In addition to hiking, Canyon visitors can find family-friendly activities such as helicopter tours and visiting Grand Canyon Village and Desert View. Here are more suggestions for things to do at the Grand Canyon with kids.
9 There’s are official Grand Canyon webcams
Check them out here, but you’re not going to see much happening. It’s a view looking north from the South Rim at Yavapai Point. On a clear day, the visibility is 225 miles. The webcam also provides weather information like temperature, wind speed, humidity and precipitation.
10 Bears do live in the Grand Canyon
They mainly live in the forests around the North Rim. And there aren’t many bears. But there are a few. How cool! See our post on the wildlife of the Grand Canyon for more info about bear sightings in the park.
Other Facts and Trivia About the Canyon
For more info on the Grand Canyon, see some of our other blog posts:
Return of the California Condor: This post describes how the California condor went from the verge of extinction to a growing population. There are now roughly 500 of the famous birds in total between captivity and the wild. This post tells you where to see them!
Wildlife of the Grand Canyon: Want to see bighorn sheep, bald eagles, lizards, deer, bats, and even bears? Check out this article to get the lowdown on the full range of animals that are found in the Canyon.
Hiking North Kaibab Trail: You can hike down into the Canyon! This one describes my hike from the North Rim down a few miles into the Canyon, and gives tips on how to make it easier for yourself (bring lots of water!!)
While you’re in Arizona, consider also checking out the underrated Saguaro National Park!
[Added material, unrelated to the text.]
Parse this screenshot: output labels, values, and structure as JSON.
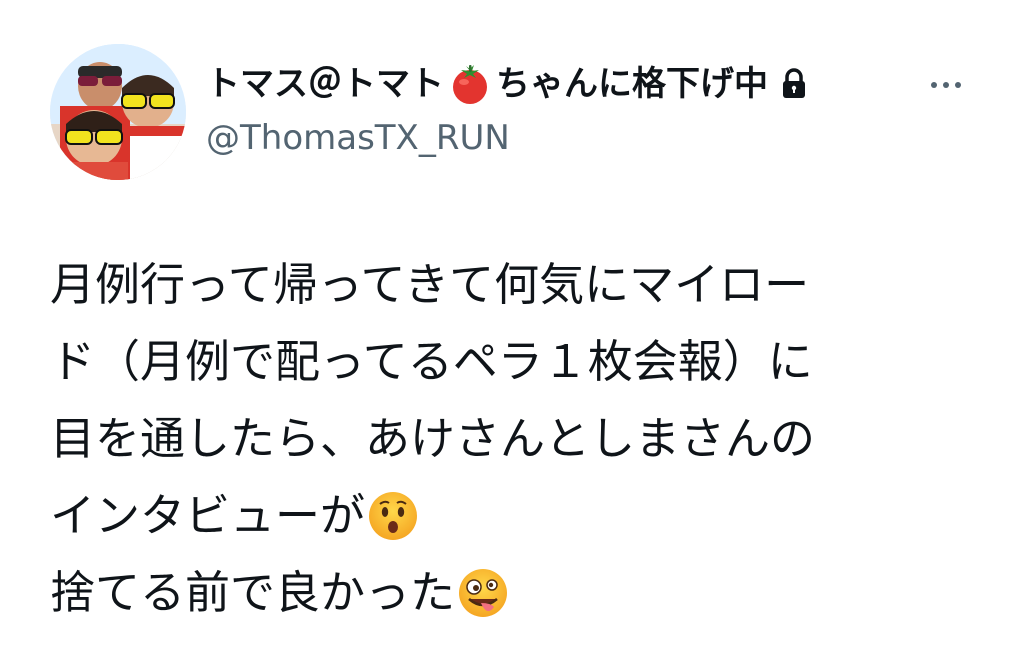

Here’s a guide to the East Unit of Saguaro NP.
Do you have any other Grand Canyon fun facts to share?